This one can cause confusion even for some of the more veteran players in the ACH Network. The simplest explanation of how to decide which option is appropriate is to say – generally speaking – that stop payments are to be used when a transaction has not yet posted to an account, while the WSUD is used after the transaction has hit the account. Let’s look at a couple of scenarios.

  • Transaction has not posted - If Hap E. Camper comes in on the 12th and states his timeshare payment will be coming out on the 15th, but he doesn’t want to pay them this month, you can place a stop payment on that transaction. Or, if he’s decided to stop all future payments, you can utilize a stop payment in that instance as well (be sure to clarify which option he wants when the form is being completed).
  • Transaction has posted - In this scene, Mr. Camper comes in on the 17th and states that he sees a debit to his account, but he had previously contacted the timeshare company and told them to quit debiting him. You would need his signature on a WSUD and to return the Entry as an R07 (Authorization Revoked).

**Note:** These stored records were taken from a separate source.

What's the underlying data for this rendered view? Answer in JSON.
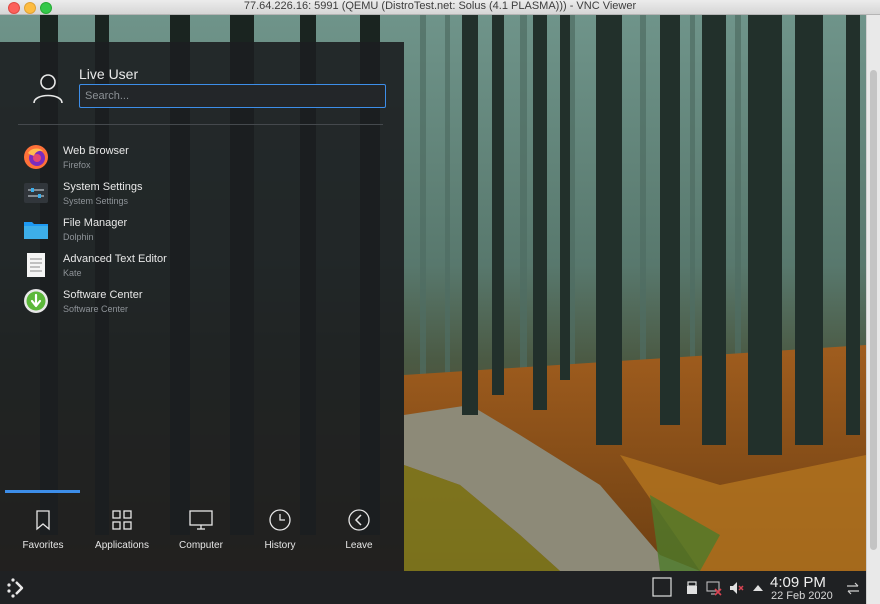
{
  "window": {
    "title": "77.64.226.16: 5991 (QEMU (DistroTest.net: Solus (4.1 PLASMA))) - VNC Viewer"
  },
  "launcher": {
    "user_name": "Live User",
    "search_placeholder": "Search...",
    "favorites": [
      {
        "name": "Web Browser",
        "subtitle": "Firefox",
        "icon": "firefox-icon"
      },
      {
        "name": "System Settings",
        "subtitle": "System Settings",
        "icon": "settings-icon"
      },
      {
        "name": "File Manager",
        "subtitle": "Dolphin",
        "icon": "folder-icon"
      },
      {
        "name": "Advanced Text Editor",
        "subtitle": "Kate",
        "icon": "text-editor-icon"
      },
      {
        "name": "Software Center",
        "subtitle": "Software Center",
        "icon": "software-center-icon"
      }
    ],
    "tabs": [
      {
        "label": "Favorites",
        "icon": "bookmark-icon",
        "active": true
      },
      {
        "label": "Applications",
        "icon": "grid-icon",
        "active": false
      },
      {
        "label": "Computer",
        "icon": "monitor-icon",
        "active": false
      },
      {
        "label": "History",
        "icon": "clock-icon",
        "active": false
      },
      {
        "label": "Leave",
        "icon": "back-arrow-icon",
        "active": false
      }
    ],
    "accent_color": "#3d8ee9"
  },
  "taskbar": {
    "time": "4:09 PM",
    "date": "22 Feb 2020",
    "tray_icons": [
      "show-desktop-icon",
      "usb-icon",
      "network-disconnected-icon",
      "volume-muted-icon",
      "tray-expand-icon",
      "panel-settings-icon"
    ]
  }
}
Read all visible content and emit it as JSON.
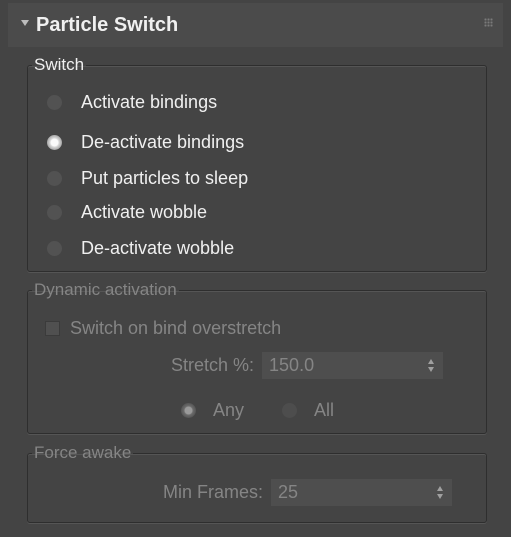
{
  "rollout": {
    "title": "Particle Switch",
    "collapse_icon": "triangle-down-icon",
    "grip_icon": "drag-grip-icon"
  },
  "switch_group": {
    "title": "Switch",
    "selected_index": 1,
    "options": [
      {
        "label": "Activate bindings",
        "checked": false
      },
      {
        "label": "De-activate bindings",
        "checked": true
      },
      {
        "label": "Put particles to sleep",
        "checked": false
      },
      {
        "label": "Activate wobble",
        "checked": false
      },
      {
        "label": "De-activate wobble",
        "checked": false
      }
    ]
  },
  "dynamic_group": {
    "title": "Dynamic activation",
    "enabled": false,
    "checkbox_label": "Switch on bind overstretch",
    "checkbox_checked": false,
    "stretch_label": "Stretch %:",
    "stretch_value": "150.0",
    "any_label": "Any",
    "all_label": "All",
    "any_checked": true,
    "all_checked": false
  },
  "force_group": {
    "title": "Force awake",
    "enabled": false,
    "min_frames_label": "Min Frames:",
    "min_frames_value": "25"
  },
  "colors": {
    "panel_bg": "#444444",
    "text": "#f0f0f0",
    "disabled_text": "#858585"
  }
}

One clarification – a stop payment can be put in place for an Entry that has been memo-posted but not yet hard-posted if your system and/or procedures will allow it.

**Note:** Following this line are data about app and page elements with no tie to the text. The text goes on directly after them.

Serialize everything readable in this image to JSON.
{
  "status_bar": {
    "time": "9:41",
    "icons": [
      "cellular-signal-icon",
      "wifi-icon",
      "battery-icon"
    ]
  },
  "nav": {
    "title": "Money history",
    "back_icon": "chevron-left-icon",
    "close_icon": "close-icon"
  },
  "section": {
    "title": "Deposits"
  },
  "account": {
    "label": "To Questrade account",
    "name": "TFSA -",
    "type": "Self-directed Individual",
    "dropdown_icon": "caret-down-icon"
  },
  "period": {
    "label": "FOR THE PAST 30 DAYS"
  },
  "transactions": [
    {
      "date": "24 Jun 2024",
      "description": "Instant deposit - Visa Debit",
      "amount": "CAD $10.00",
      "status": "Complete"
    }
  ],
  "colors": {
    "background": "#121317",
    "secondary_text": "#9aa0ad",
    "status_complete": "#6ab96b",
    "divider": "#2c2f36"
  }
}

Mosquitos, Gnats and Ants – Oh My!

Here are some further quick tips for common situations that may bug you on your vacation watch:

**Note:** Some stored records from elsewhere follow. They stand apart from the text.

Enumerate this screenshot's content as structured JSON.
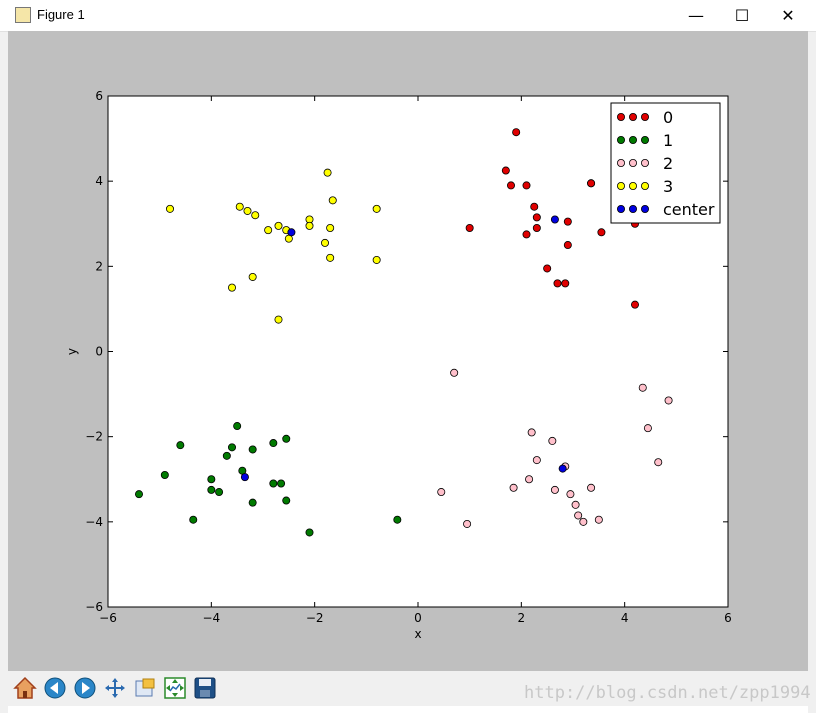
{
  "window": {
    "title": "Figure 1",
    "controls": {
      "minimize": "—",
      "maximize": "☐",
      "close": "✕"
    }
  },
  "toolbar": {
    "tools": [
      {
        "name": "home-icon"
      },
      {
        "name": "back-icon"
      },
      {
        "name": "forward-icon"
      },
      {
        "name": "pan-icon"
      },
      {
        "name": "zoom-icon"
      },
      {
        "name": "subplots-icon"
      },
      {
        "name": "save-icon"
      }
    ]
  },
  "watermark": "http://blog.csdn.net/zpp1994",
  "colors": {
    "c0": "#e00000",
    "c1": "#007a00",
    "c2": "#ffc0cb",
    "c3": "#ffff00",
    "center": "#0000e0",
    "figure_bg": "#bfbfbf"
  },
  "chart_data": {
    "type": "scatter",
    "xlabel": "x",
    "ylabel": "y",
    "xlim": [
      -6,
      6
    ],
    "ylim": [
      -6,
      6
    ],
    "xticks": [
      "−6",
      "−4",
      "−2",
      "0",
      "2",
      "4",
      "6"
    ],
    "yticks": [
      "6",
      "4",
      "2",
      "0",
      "−2",
      "−4",
      "−6"
    ],
    "grid": false,
    "legend_position": "top-right",
    "series": [
      {
        "name": "0",
        "color": "#e00000",
        "x": [
          1.9,
          1.7,
          1.8,
          2.1,
          3.35,
          2.25,
          2.3,
          2.9,
          4.2,
          1.0,
          2.3,
          2.1,
          3.55,
          2.9,
          2.5,
          2.7,
          2.85,
          4.2,
          3.35,
          4.35
        ],
        "y": [
          5.15,
          4.25,
          3.9,
          3.9,
          3.95,
          3.4,
          3.15,
          3.05,
          3.0,
          2.9,
          2.9,
          2.75,
          2.8,
          2.5,
          1.95,
          1.6,
          1.6,
          1.1,
          3.95,
          5.15
        ]
      },
      {
        "name": "1",
        "color": "#007a00",
        "x": [
          -4.6,
          -3.5,
          -3.6,
          -3.7,
          -3.2,
          -2.8,
          -2.55,
          -3.4,
          -4.9,
          -4.0,
          -4.0,
          -3.85,
          -2.8,
          -2.65,
          -5.4,
          -3.2,
          -2.55,
          -4.35,
          -2.1,
          -0.4
        ],
        "y": [
          -2.2,
          -1.75,
          -2.25,
          -2.45,
          -2.3,
          -2.15,
          -2.05,
          -2.8,
          -2.9,
          -3.0,
          -3.25,
          -3.3,
          -3.1,
          -3.1,
          -3.35,
          -3.55,
          -3.5,
          -3.95,
          -4.25,
          -3.95
        ]
      },
      {
        "name": "2",
        "color": "#ffc0cb",
        "x": [
          0.7,
          4.35,
          4.85,
          4.45,
          2.2,
          2.6,
          2.3,
          4.65,
          2.85,
          2.15,
          1.85,
          2.65,
          3.35,
          2.95,
          3.05,
          0.45,
          3.1,
          3.5,
          3.2,
          0.95
        ],
        "y": [
          -0.5,
          -0.85,
          -1.15,
          -1.8,
          -1.9,
          -2.1,
          -2.55,
          -2.6,
          -2.7,
          -3.0,
          -3.2,
          -3.25,
          -3.2,
          -3.35,
          -3.6,
          -3.3,
          -3.85,
          -3.95,
          -4.0,
          -4.05
        ]
      },
      {
        "name": "3",
        "color": "#ffff00",
        "x": [
          -1.75,
          -1.65,
          -4.8,
          -3.45,
          -3.3,
          -3.15,
          -2.1,
          -2.1,
          -2.7,
          -2.55,
          -2.9,
          -1.7,
          -2.5,
          -1.8,
          -1.7,
          -0.8,
          -0.8,
          -3.2,
          -3.6,
          -2.7
        ],
        "y": [
          4.2,
          3.55,
          3.35,
          3.4,
          3.3,
          3.2,
          3.1,
          2.95,
          2.95,
          2.85,
          2.85,
          2.9,
          2.65,
          2.55,
          2.2,
          3.35,
          2.15,
          1.75,
          1.5,
          0.75
        ]
      },
      {
        "name": "center",
        "color": "#0000e0",
        "x": [
          2.65,
          -2.45,
          2.8,
          -3.35
        ],
        "y": [
          3.1,
          2.8,
          -2.75,
          -2.95
        ]
      }
    ]
  }
}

  • Name Mismatch on ACH Entry – if the name on the incoming ACH transaction does not match the name on the account, and you catch this prior to the item posting, you can return it using Return Reason Code R03. If it is brought to your attention after the item has posted and outside of the 2-day return window, you have options, depending on the circumstances. If it is a credit and your account holder tells you to return it, you can do so using Return Reason Code R23. If it’s a debit that your account holder tells you is unauthorized, use R10 or R11 for a consumer account, or R29 if it’s a non-consumer account.
  • Deceased Beneficiaries and Federal Government Benefits – if the Beneficiary has passed away, and after they die, they receive a Social Security, Veteran’s Administration or other covered federal government benefit payment, you should return the credit. Family members can be told that the financial institution is required to return the money and that if the issuing agency determines that the deceased’s family is due the funds, they will be returned to them later. You would use R15 to return the Entry (unless it's a Representative Payee situation and the Representative Payee is who has passed away – then you would use Return Reason Code R14). If the Beneficiary passes away the same day that the payment is received, it does not need to be returned.
  • Prenotes – If the financial institution receives a prenotification Entry, it must confirm that the account number on the prenote is valid. If it is not, it must either be returned or a notification of change (NOC) must be sent. NOCs are optional and not required; if the financial institution instead chooses to simply return the prenote (R03 if the name does not match or the account number is not valid, R02 if the account is closed, R04 if the account structure is invalid), then no further action must be taken.
  • Debit Times Two – If your account holder sees a debit hit their account twice, don’t be tempted to use the R24 (Duplicate Entry) Return Reason Code to return it, unless you see that both Entries have the exact same trace number (this is fairly uncommon!) If the consumer has truly been debited twice for the same amount/same merchant but the trace numbers don’t match, you’ll want to return one of the Entries as R11 with a signed WSUD. The consumer did authorize ONE transaction, but not two, so the second one is truly unauthorized.

There may be other troublesome situations that arise as you valiantly hold down the proverbial fort, and if so, don’t forget you can reach EPCOR Member Support live during business hours (7:30 am to 4:30 PM CT) via phone (800.500.0100), email (memserve@epcor.org), or by chatting on our website at www.epcor.org.

Your colleagues thank you for being there for them when they have their summer fun, and we all hope you get to have some summer fun in turn. Don’t forget your sunscreen and tune in next week for check handling tips!